* **REQUIRED WORK**
All that is needed is every line of the listing below that has "title".

######

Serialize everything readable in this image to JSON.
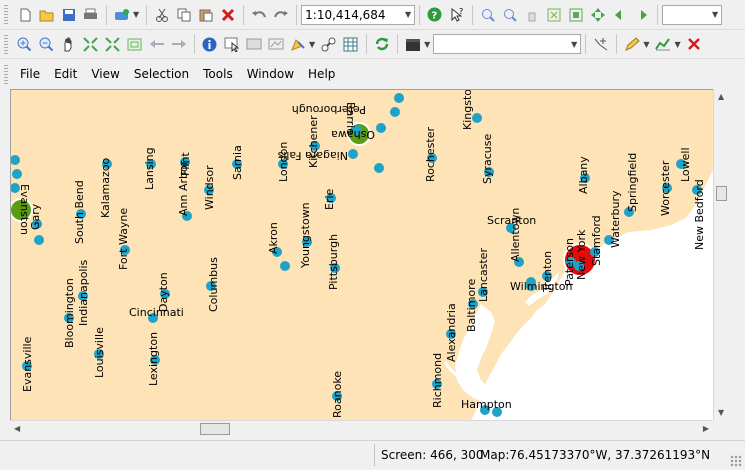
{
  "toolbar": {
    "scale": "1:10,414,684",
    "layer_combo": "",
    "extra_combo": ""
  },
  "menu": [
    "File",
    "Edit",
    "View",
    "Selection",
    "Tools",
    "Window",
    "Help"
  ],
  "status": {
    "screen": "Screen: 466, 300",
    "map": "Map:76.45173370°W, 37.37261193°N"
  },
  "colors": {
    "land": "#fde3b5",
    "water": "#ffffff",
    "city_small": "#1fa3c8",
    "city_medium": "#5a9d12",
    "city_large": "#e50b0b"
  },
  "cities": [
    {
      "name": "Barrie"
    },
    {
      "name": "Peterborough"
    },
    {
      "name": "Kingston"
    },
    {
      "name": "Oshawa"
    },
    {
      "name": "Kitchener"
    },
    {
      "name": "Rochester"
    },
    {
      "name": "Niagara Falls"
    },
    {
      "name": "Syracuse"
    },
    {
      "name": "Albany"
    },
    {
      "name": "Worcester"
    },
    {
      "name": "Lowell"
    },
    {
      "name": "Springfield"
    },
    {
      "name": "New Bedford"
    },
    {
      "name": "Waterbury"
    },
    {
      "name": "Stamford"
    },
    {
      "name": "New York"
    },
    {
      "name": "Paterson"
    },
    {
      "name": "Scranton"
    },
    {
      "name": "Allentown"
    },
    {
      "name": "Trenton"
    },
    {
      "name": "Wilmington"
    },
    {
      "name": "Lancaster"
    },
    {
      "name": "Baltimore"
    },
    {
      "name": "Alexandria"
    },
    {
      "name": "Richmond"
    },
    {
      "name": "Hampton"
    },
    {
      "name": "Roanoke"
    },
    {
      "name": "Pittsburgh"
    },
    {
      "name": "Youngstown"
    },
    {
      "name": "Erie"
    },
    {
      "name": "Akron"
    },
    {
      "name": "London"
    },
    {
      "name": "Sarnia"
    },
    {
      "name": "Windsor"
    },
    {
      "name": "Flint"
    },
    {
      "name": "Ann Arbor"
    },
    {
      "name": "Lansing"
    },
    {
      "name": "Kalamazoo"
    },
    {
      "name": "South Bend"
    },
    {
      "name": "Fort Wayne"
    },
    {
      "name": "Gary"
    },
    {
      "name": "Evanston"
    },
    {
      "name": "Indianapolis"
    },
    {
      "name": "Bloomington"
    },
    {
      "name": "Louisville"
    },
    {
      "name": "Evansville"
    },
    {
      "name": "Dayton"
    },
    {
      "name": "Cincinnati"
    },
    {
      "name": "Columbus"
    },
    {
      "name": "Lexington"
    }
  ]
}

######

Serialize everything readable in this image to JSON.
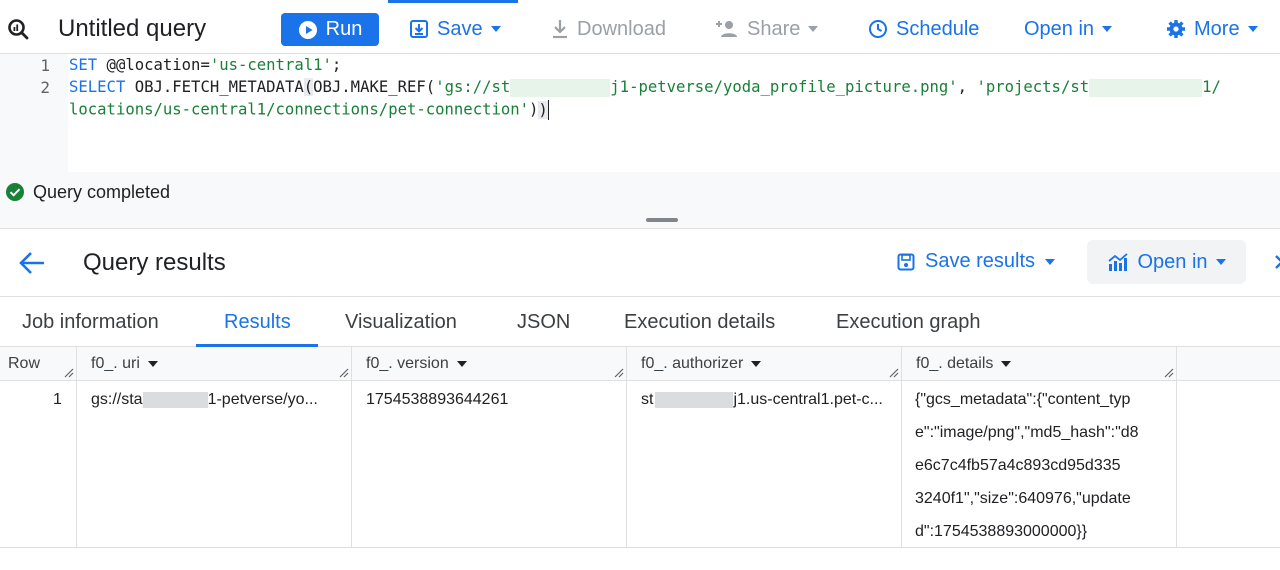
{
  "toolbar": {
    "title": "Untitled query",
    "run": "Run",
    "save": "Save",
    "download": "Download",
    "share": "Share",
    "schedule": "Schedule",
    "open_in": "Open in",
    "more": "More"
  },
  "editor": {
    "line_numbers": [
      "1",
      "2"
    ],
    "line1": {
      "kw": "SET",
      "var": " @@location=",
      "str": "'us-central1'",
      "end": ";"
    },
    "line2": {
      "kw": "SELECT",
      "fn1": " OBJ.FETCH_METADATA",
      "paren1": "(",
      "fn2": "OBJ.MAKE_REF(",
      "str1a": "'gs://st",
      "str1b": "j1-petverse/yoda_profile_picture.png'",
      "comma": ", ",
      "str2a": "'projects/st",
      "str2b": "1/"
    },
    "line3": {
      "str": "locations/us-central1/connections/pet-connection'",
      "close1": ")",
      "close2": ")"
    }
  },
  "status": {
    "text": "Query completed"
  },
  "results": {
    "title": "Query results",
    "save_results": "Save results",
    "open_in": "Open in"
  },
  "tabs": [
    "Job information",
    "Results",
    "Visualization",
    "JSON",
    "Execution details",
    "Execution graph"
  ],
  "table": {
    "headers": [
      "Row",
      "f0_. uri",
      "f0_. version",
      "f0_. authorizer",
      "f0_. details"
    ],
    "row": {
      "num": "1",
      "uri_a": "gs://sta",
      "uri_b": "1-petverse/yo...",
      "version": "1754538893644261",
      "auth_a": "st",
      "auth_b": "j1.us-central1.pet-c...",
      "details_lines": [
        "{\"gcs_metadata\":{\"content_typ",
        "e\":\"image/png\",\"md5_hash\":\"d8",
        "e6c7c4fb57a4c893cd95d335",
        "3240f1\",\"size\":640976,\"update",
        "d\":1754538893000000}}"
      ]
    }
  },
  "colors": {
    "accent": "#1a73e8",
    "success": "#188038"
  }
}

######

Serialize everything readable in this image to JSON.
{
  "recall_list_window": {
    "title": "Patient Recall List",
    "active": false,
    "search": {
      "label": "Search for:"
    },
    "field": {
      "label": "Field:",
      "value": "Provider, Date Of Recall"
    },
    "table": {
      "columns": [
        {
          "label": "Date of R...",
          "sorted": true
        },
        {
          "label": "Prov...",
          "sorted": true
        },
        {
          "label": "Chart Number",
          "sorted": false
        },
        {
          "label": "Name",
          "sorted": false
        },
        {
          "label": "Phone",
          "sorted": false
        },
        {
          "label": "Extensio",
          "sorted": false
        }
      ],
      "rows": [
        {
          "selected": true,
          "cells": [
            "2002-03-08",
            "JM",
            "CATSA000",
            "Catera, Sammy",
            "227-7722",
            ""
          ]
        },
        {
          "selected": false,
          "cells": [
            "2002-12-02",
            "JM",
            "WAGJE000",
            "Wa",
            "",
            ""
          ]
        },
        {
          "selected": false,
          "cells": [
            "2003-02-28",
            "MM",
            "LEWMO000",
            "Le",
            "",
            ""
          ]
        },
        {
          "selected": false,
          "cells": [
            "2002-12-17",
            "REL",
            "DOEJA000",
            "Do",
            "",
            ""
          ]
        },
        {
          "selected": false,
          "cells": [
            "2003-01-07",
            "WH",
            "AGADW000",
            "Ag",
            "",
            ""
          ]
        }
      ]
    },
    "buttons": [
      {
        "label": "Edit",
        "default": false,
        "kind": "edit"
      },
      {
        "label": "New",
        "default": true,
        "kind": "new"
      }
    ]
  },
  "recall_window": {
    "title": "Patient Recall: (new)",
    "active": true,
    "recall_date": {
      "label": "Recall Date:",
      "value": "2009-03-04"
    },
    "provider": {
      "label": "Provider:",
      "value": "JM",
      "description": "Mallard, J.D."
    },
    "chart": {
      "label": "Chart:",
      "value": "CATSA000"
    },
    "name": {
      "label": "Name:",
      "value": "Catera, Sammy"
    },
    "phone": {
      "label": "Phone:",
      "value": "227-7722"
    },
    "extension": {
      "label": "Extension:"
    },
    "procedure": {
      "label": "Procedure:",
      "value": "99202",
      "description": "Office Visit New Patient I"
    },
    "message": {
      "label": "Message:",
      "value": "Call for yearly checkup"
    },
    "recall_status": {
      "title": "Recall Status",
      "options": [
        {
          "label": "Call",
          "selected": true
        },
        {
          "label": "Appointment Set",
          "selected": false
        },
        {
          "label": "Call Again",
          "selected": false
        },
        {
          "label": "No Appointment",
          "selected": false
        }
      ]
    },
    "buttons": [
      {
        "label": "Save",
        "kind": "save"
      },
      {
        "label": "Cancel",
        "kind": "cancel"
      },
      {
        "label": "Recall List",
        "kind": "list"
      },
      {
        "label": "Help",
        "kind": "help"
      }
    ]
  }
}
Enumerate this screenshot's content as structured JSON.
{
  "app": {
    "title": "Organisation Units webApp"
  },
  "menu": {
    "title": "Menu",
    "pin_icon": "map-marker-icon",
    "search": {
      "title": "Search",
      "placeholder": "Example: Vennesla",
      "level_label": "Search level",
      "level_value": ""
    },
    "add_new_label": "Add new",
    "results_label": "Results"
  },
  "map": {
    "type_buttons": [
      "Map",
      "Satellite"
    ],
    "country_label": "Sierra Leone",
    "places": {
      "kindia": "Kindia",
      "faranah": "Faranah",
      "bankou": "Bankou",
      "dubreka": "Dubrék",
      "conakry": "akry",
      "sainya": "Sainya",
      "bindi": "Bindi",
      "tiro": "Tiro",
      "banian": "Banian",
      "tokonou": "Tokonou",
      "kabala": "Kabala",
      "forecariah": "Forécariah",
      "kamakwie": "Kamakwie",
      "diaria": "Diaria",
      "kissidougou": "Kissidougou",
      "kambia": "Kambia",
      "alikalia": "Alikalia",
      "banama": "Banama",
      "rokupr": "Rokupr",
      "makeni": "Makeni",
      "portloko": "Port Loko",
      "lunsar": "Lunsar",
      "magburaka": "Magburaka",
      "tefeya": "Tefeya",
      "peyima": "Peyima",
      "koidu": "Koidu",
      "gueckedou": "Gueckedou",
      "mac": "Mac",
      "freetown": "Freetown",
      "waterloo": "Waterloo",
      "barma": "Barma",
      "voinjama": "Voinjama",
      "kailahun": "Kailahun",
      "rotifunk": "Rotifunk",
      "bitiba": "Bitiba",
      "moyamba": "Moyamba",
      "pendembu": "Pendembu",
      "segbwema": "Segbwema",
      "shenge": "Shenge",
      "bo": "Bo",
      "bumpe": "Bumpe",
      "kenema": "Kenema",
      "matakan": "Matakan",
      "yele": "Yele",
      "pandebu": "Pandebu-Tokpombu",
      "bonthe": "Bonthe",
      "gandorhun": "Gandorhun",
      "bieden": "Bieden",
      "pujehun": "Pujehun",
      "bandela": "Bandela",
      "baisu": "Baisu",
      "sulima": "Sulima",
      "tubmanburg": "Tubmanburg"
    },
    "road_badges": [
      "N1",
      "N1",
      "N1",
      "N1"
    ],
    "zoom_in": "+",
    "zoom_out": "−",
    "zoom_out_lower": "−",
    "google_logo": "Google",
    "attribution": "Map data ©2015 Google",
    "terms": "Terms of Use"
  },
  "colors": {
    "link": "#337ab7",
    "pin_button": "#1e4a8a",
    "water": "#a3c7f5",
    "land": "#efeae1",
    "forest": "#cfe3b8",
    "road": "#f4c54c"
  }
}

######

* **RESPONSE AREA**
    "title": "Untitled query",
    "title": "Query results",
    "title": "Patient Recall List",
    "title": "Patient Recall: (new)",
      "title": "Recall Status",
    "title": "Organisation Units webApp"
    "title": "Menu",
      "title": "Search",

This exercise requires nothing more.